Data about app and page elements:
========
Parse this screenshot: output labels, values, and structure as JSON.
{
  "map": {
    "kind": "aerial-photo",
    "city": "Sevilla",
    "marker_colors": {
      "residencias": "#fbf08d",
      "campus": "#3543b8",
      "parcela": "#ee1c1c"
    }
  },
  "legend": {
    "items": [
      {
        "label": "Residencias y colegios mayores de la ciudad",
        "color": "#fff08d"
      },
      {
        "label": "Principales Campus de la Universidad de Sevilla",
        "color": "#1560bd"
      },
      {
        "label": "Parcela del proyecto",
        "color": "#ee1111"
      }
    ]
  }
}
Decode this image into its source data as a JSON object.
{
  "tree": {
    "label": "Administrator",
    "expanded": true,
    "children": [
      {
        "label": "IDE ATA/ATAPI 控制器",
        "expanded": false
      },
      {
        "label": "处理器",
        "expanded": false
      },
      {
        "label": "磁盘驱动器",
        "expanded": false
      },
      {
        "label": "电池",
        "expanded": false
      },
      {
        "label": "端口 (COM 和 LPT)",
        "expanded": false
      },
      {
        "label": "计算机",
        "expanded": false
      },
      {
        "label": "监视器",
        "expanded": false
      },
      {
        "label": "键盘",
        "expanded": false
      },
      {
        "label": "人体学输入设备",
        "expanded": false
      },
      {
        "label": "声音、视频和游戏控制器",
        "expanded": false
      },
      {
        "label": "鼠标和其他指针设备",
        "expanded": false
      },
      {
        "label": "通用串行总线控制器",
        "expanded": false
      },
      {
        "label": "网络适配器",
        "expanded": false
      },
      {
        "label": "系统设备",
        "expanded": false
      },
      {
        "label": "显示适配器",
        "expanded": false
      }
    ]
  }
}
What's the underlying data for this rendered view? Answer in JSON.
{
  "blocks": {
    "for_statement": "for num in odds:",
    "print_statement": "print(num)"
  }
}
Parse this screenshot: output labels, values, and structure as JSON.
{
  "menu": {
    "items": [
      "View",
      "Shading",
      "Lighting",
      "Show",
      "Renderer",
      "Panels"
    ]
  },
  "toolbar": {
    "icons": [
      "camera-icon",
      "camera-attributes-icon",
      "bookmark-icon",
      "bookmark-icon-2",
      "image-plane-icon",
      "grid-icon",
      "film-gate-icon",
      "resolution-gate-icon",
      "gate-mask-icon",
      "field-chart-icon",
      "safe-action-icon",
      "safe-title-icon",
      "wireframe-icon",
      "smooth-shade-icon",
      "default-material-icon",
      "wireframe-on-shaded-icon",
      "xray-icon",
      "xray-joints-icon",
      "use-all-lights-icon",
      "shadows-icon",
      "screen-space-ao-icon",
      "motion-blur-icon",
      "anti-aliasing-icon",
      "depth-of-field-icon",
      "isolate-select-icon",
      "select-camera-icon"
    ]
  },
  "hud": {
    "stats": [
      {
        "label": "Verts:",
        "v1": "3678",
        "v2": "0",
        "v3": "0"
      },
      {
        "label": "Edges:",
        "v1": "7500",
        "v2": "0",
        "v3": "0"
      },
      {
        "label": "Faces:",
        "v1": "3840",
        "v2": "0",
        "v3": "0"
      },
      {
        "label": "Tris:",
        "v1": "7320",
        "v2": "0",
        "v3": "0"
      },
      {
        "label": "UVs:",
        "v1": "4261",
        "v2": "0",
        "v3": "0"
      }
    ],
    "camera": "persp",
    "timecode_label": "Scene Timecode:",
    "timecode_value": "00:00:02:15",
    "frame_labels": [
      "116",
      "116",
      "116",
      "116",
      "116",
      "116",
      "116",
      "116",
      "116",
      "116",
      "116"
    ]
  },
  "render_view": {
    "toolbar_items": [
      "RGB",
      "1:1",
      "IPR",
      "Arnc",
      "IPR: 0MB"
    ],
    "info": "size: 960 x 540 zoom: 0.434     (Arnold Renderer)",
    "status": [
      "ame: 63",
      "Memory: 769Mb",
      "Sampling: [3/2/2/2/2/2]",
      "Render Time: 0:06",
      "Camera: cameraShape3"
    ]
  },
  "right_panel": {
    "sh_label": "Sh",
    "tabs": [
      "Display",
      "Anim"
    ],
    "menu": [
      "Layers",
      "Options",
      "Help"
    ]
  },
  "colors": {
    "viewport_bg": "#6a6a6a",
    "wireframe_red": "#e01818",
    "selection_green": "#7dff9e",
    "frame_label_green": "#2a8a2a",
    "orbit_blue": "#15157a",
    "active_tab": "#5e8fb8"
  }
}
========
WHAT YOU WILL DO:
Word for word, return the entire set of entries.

SOLVED PROBLEM:
Parse this screenshot: output labels, values, and structure as JSON.
{
  "map": {
    "kind": "aerial-photo",
    "city": "Sevilla",
    "marker_colors": {
      "residencias": "#fbf08d",
      "campus": "#3543b8",
      "parcela": "#ee1c1c"
    }
  },
  "legend": {
    "items": [
      {
        "label": "Residencias y colegios mayores de la ciudad",
        "color": "#fff08d"
      },
      {
        "label": "Principales Campus de la Universidad de Sevilla",
        "color": "#1560bd"
      },
      {
        "label": "Parcela del proyecto",
        "color": "#ee1111"
      }
    ]
  }
}
Decode this image into its source data as a JSON object.
{
  "tree": {
    "label": "Administrator",
    "expanded": true,
    "children": [
      {
        "label": "IDE ATA/ATAPI 控制器",
        "expanded": false
      },
      {
        "label": "处理器",
        "expanded": false
      },
      {
        "label": "磁盘驱动器",
        "expanded": false
      },
      {
        "label": "电池",
        "expanded": false
      },
      {
        "label": "端口 (COM 和 LPT)",
        "expanded": false
      },
      {
        "label": "计算机",
        "expanded": false
      },
      {
        "label": "监视器",
        "expanded": false
      },
      {
        "label": "键盘",
        "expanded": false
      },
      {
        "label": "人体学输入设备",
        "expanded": false
      },
      {
        "label": "声音、视频和游戏控制器",
        "expanded": false
      },
      {
        "label": "鼠标和其他指针设备",
        "expanded": false
      },
      {
        "label": "通用串行总线控制器",
        "expanded": false
      },
      {
        "label": "网络适配器",
        "expanded": false
      },
      {
        "label": "系统设备",
        "expanded": false
      },
      {
        "label": "显示适配器",
        "expanded": false
      }
    ]
  }
}
What's the underlying data for this rendered view? Answer in JSON.
{
  "blocks": {
    "for_statement": "for num in odds:",
    "print_statement": "print(num)"
  }
}
Parse this screenshot: output labels, values, and structure as JSON.
{
  "menu": {
    "items": [
      "View",
      "Shading",
      "Lighting",
      "Show",
      "Renderer",
      "Panels"
    ]
  },
  "toolbar": {
    "icons": [
      "camera-icon",
      "camera-attributes-icon",
      "bookmark-icon",
      "bookmark-icon-2",
      "image-plane-icon",
      "grid-icon",
      "film-gate-icon",
      "resolution-gate-icon",
      "gate-mask-icon",
      "field-chart-icon",
      "safe-action-icon",
      "safe-title-icon",
      "wireframe-icon",
      "smooth-shade-icon",
      "default-material-icon",
      "wireframe-on-shaded-icon",
      "xray-icon",
      "xray-joints-icon",
      "use-all-lights-icon",
      "shadows-icon",
      "screen-space-ao-icon",
      "motion-blur-icon",
      "anti-aliasing-icon",
      "depth-of-field-icon",
      "isolate-select-icon",
      "select-camera-icon"
    ]
  },
  "hud": {
    "stats": [
      {
        "label": "Verts:",
        "v1": "3678",
        "v2": "0",
        "v3": "0"
      },
      {
        "label": "Edges:",
        "v1": "7500",
        "v2": "0",
        "v3": "0"
      },
      {
        "label": "Faces:",
        "v1": "3840",
        "v2": "0",
        "v3": "0"
      },
      {
        "label": "Tris:",
        "v1": "7320",
        "v2": "0",
        "v3": "0"
      },
      {
        "label": "UVs:",
        "v1": "4261",
        "v2": "0",
        "v3": "0"
      }
    ],
    "camera": "persp",
    "timecode_label": "Scene Timecode:",
    "timecode_value": "00:00:02:15",
    "frame_labels": [
      "116",
      "116",
      "116",
      "116",
      "116",
      "116",
      "116",
      "116",
      "116",
      "116",
      "116"
    ]
  },
  "render_view": {
    "toolbar_items": [
      "RGB",
      "1:1",
      "IPR",
      "Arnc",
      "IPR: 0MB"
    ],
    "info": "size: 960 x 540 zoom: 0.434     (Arnold Renderer)",
    "status": [
      "ame: 63",
      "Memory: 769Mb",
      "Sampling: [3/2/2/2/2/2]",
      "Render Time: 0:06",
      "Camera: cameraShape3"
    ]
  },
  "right_panel": {
    "sh_label": "Sh",
    "tabs": [
      "Display",
      "Anim"
    ],
    "menu": [
      "Layers",
      "Options",
      "Help"
    ]
  },
  "colors": {
    "viewport_bg": "#6a6a6a",
    "wireframe_red": "#e01818",
    "selection_green": "#7dff9e",
    "frame_label_green": "#2a8a2a",
    "orbit_blue": "#15157a",
    "active_tab": "#5e8fb8"
  }
}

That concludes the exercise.